The state-run Hikvision is the world’s largest manufacturer of video surveillance equipment — and one of the firms most complicit in the imprisonment of Muslims in the northwestern region of Xinjiang, where roughly a million Muslims languish in “educational transformation centers,” while millions more on the outside endure the conditions of a techno-dystopian prison. In Xinjiang, the Chinese are combining face recognition technology and artificial intelligence to keep an entire population under surveillance. “Cameras point at imams leading prayers inside mosques, diners eating in restaurants and customers haggling with shopkeepers,” the AFP journalist Ben Dooley wrote.
And many of those cameras come from Hikvision: In 2017, the firm won at least five security-related contracts, worth roughly $270 million, according to Dooley’s reporting. Hikvision has reportedly provided tens of thousands of cameras throughout Xinjiang, including in more than 900 mosques, and six “video monitoring systems” for the camps themselves. (Representatives from Hikvision, and from its U.S. arm, did not respond to multiple requests for comment.)
As the extent of the Chinese crackdown — which the government in Beijing explains away as a campaign against terrorism — becomes appalling clear around the world, you’d think that the Western companies with ties to implicated Chinese firms would reassess their involvement. So how do the Westerners justify working with a company that makes surveillance cameras for concentration camps? They don’t.
Amazon declined to comment for this story. (Amazon founder and chief executive Jeffrey P. Bezos owns The Post.) So did Sidley Austin, “respectfully.” Intel provided a brief statement about how their products “are used by our customers worldwide, including in China,” but declined to comment further. Mercury Public Affairs, which Paul Manafort paid to bolster the image of the Ukrainian government, and the lobbyists at Glover Park Group both work for Hikvision — and neither responded to multiple requests for comment. Susan Lagana, Burson-Marsteller’s managing director for public affairs and crises, signed the contract with Hikvision, and she passed me to a spokeswoman.

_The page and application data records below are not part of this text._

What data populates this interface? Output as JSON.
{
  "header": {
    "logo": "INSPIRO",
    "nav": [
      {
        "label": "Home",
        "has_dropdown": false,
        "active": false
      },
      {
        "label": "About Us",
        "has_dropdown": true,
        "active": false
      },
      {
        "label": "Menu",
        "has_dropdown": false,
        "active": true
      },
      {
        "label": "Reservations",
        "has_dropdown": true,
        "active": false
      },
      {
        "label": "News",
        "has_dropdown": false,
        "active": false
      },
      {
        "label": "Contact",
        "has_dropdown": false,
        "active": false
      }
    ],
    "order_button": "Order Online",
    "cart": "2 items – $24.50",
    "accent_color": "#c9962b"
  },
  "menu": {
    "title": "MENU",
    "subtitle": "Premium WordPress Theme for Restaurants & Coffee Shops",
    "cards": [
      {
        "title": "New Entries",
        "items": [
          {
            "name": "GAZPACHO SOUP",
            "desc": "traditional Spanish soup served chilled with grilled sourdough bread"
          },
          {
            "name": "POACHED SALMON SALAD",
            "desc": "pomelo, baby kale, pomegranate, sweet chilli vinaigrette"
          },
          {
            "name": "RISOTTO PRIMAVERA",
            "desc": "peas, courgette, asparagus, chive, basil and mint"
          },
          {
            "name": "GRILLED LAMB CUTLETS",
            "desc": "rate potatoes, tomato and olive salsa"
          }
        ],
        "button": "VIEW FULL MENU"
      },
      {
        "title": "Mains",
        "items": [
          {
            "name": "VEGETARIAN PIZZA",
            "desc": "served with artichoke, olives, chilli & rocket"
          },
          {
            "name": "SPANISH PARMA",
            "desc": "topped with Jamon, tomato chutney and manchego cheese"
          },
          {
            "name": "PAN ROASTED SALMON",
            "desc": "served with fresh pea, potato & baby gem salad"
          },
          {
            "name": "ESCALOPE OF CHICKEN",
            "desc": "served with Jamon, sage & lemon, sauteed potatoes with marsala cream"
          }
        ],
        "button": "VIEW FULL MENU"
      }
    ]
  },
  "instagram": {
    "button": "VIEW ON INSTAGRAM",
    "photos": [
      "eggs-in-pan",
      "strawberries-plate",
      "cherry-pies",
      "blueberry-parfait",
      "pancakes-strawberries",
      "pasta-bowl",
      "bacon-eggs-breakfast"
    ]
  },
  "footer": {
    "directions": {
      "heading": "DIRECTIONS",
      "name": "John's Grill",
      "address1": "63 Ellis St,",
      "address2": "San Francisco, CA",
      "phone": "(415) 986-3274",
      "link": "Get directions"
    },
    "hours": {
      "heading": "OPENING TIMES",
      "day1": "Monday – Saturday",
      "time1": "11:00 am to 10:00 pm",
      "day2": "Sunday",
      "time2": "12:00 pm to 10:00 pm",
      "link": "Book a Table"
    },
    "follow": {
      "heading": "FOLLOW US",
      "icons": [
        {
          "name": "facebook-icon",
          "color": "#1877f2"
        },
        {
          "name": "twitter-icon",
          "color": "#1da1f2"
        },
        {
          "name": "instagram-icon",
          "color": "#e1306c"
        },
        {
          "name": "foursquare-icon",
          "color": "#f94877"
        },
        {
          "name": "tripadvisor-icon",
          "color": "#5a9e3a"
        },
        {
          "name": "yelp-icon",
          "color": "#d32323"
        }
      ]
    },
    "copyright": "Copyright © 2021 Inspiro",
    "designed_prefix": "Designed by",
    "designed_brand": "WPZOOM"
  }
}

Was Burson-Marsteller aware of Hikvision’s cameras in concentration camps? I asked. And if they weren’t before, how do they feel now that they know the truth? “Burson-Marsteller has been engaged by Hikvision USA to support its communications objectives in the United States,” the spokeswoman responded by email. And what about the camps, I asked again. “We have nothing further,” she said.
In some ways, this is back to the basics for Burson-Marsteller, a PR giant and part of the WPP Group family of companies. B-M partnered with the Nigerian government to play down its genocide during the 1967-1970 Biafran war, the Argentine junta as it notoriously “disappeared” thousands of people, and the Indonesian government to cover up its slaughter of civilians in East Timor. “To me, it’s more a business decision than an ethical decision,” the firm’s co-founder Harold Burson wrote in a 2017 book, explaining how he decided to work with controversial clients.
For now, working with Hikvision is a smart business decision. The $25,000 a month the company receives, according to a filing the company provided to the Department of Justice, include hourly billing rates that range from $650 an hour for a senior executive, to an astounding $85 an hour for interns.
None of these American companies is breaking the law by helping a Chinese company commit human rights abuses. But that could soon change. On Aug. 29, 17 members of Congress from both parties sent a letter to Secretary of State Mike Pompeo and Treasury Secretary Steven Mnuchin, urging them to sanction seven Chinese officials and two firms that make surveillance equipment — Hikvision and its competitor Dahua — over the situation in Xinjiang. In May, the House passed a bill to ban the U.S. government from buying surveillance cameras from Hikvision and several other Chinese firms, because of national security concerns. If the State Department sanctions Hikvision, that could complicate the work of Burson-Marsteller — and make the company’s unethical decisions harder to justify.
In June 1937, IBM founder Thomas Watson Sr. accepted a medal from Adolf Hitler for foreigners “who made themselves deserving of the German Reich.” The Nazis used IBM machines to help count Jews — and, until the start of World War II, American technicians serviced the machines for the Nazis. China is not Nazi Germany, and the Muslims in northwest China are not being exterminated: These are prison camps, not death camps. But IBM could have left Germany before 1940, when its German subsidiary forced it out. Perhaps IBM deserved the benefit of the doubt in 1933, when the Nazis first oversaw a nationwide boycott of Jewish businesses. It did not in 1937.
In explaining how he chose cases, Burson said he “followed the practice of representing no one who would make existing clients or staff members uncomfortable.” Dear Susan Lagana and all Burson-Marsteller employees: Get uncomfortable. The situation in Xinjiang could rapidly improve. Or it could descend into genocide. Don’t join the ranks of Xi Jinping’s willing executioners.
Bonnie Cao contributed research.